And if you are a member (or as we like to say, member-owner) of an electric cooperative, you should put another election on your radar — that for any open Board of Directors positions at your co-op. If you know a thing or two about your co-op, or care about how well your energy system serves the people in your community, then you might even consider running for election to your board.
I’ve written about the importance of voting in co-op board elections before. Board members make critical decisions about how your electric co-op functions. These decisions impact the types of programs available to member-owners — and even the electric rates you pay every month. For example, board members set your cooperative’s budgets and oversee contracts with power generators. Board members also make important decisions about energy efficiency programs and rooftop (or other) solar programs available to member-owners.
When there is a board election happening at your co-op, there are a lot of reasons for member-owners to pay attention, and to vote.
But it’s not just about the act of voting, right? In order for a member-owner’s vote to usher in a board member who will prioritize reducing carbon emissions by supporting member-owned rooftop solar, say, or who wants to make energy efficiency programs more widely available to members, then board candidates who care about these issues need to be on the ballot. Member-owners of electric cooperatives are eligible to run as board candidates (although interested candidates should check for additional requirements that may be written into their co-op’s bylaws).

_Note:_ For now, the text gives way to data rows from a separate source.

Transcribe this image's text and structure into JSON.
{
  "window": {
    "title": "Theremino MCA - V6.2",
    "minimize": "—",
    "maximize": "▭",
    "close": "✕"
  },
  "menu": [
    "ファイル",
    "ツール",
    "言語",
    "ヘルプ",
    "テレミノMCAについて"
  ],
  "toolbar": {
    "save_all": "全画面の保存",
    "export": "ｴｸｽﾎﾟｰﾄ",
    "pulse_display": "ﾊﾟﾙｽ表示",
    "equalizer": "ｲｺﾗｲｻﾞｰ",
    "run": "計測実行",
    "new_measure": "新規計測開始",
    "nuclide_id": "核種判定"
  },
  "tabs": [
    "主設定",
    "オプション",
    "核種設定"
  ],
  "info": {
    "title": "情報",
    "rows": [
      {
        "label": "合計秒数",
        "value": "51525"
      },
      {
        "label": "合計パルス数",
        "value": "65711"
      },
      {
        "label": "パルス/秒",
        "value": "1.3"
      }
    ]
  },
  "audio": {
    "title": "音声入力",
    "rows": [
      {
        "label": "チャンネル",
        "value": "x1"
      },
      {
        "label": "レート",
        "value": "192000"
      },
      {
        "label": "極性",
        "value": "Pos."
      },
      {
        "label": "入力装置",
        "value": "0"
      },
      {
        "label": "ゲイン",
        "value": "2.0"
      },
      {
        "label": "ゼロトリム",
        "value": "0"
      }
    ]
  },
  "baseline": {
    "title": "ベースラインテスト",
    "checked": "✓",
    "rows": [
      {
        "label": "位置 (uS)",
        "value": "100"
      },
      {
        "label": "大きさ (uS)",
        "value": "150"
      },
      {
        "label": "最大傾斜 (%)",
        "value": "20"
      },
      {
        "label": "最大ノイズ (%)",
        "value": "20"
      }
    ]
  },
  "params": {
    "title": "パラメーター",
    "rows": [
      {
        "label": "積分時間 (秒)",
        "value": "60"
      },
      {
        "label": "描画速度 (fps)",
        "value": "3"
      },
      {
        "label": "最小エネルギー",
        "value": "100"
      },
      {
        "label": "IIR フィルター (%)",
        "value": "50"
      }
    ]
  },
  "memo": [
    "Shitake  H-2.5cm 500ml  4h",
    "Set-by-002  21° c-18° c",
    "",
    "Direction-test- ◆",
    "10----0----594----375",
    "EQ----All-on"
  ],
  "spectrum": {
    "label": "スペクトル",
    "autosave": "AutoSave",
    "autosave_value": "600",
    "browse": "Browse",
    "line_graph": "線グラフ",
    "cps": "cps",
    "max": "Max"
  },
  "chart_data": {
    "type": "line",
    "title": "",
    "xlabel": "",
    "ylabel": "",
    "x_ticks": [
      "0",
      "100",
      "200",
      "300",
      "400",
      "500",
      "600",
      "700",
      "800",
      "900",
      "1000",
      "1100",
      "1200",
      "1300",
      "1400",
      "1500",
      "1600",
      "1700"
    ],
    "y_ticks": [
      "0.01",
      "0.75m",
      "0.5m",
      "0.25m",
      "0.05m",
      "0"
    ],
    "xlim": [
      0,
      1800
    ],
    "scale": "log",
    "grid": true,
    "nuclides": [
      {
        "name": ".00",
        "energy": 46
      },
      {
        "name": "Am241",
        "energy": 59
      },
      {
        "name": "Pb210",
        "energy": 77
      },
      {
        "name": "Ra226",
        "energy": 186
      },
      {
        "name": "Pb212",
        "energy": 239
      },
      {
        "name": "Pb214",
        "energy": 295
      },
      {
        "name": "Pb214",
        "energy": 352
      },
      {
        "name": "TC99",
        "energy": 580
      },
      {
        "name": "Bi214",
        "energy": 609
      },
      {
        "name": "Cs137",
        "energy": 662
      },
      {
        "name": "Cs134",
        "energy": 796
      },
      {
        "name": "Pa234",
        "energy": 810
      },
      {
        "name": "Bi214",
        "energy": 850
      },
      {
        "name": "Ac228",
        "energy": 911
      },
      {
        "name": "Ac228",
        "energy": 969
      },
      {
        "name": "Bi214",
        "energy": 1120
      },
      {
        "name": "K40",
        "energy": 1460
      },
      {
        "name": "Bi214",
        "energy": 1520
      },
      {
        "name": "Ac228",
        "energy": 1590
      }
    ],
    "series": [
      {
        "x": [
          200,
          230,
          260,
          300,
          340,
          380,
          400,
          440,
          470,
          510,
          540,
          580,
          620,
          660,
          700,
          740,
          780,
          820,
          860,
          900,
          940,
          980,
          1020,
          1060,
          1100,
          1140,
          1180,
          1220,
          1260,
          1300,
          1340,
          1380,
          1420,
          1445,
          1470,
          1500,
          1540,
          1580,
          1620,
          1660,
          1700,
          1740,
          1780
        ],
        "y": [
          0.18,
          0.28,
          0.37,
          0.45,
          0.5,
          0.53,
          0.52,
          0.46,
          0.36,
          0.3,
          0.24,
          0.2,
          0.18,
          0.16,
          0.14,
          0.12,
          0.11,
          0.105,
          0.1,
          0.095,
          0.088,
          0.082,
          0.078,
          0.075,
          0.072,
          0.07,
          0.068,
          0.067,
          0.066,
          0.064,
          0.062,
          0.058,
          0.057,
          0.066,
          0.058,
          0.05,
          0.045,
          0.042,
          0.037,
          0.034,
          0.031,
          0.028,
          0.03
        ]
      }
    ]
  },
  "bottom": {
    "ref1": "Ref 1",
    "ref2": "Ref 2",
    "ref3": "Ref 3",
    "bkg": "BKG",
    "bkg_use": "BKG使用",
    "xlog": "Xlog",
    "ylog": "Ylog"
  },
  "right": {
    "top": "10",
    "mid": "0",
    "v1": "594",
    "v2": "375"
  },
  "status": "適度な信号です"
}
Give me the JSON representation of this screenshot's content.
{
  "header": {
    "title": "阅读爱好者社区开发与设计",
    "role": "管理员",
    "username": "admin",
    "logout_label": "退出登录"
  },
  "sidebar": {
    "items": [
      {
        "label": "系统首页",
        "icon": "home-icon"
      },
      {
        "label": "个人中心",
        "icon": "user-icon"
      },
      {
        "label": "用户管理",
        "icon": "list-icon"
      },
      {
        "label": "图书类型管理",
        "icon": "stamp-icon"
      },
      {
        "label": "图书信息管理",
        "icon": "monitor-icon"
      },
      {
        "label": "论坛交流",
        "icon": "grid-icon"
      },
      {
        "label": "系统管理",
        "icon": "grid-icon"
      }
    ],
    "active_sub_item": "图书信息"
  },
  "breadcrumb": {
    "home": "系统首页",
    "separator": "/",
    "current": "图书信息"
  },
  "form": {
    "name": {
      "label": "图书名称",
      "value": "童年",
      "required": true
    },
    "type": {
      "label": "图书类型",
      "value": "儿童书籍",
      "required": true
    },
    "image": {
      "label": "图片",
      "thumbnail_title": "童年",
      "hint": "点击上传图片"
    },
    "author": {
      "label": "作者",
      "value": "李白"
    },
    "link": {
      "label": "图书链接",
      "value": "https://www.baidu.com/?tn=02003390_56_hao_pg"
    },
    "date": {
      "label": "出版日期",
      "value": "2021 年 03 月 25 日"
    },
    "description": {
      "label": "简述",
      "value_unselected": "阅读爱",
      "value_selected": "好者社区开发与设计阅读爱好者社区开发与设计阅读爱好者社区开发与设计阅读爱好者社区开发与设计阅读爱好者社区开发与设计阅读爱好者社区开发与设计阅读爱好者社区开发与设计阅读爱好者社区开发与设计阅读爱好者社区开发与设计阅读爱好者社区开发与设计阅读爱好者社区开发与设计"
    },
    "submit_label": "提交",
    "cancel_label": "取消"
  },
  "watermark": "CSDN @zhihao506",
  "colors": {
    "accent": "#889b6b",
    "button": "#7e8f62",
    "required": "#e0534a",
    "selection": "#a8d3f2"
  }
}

Running for election to your local co-op board might sound intimidating, but it doesn’t have to be. There are advocacy organizations and grassroots groups across Virginia that have resources for potential candidates, and can guide member-owners through the process of running their campaign. Importantly, when incumbent members feel threatened by candidates competing for their seat on the board, the energy behind new board candidates can pressure a cooperative to respond to the priorities of its members.For example, in 2020 Rappahannock Electric Cooperative (REC) member Seth Heald ran for a board position on a platform that supported better governance and transparency at REC as well as access to broadband — an issue made urgently critical by the pandemic. Heald didn’t win, in part because undemocratic board election practices were at play (but that’s a story for another time). However, REC announced both during the race and after the reelection of the incumbent that the co-op would be pursuing a number of the reforms that Heald campaigned for and that other reform candidates had urged the previous year.
And if that’s not an example of the power of a few individual member-owners (and their supporters!) to effect meaningful change, then I don’t know what is. Bottom line — keep the Board of Directors elections at your cooperative on your radar in 2021. And if you want to run for a seat, we’re here to help.
Contact Emily at emily [at] appvoices.org to learn more about Energy Democracy opportunities for board candidates at your co-op.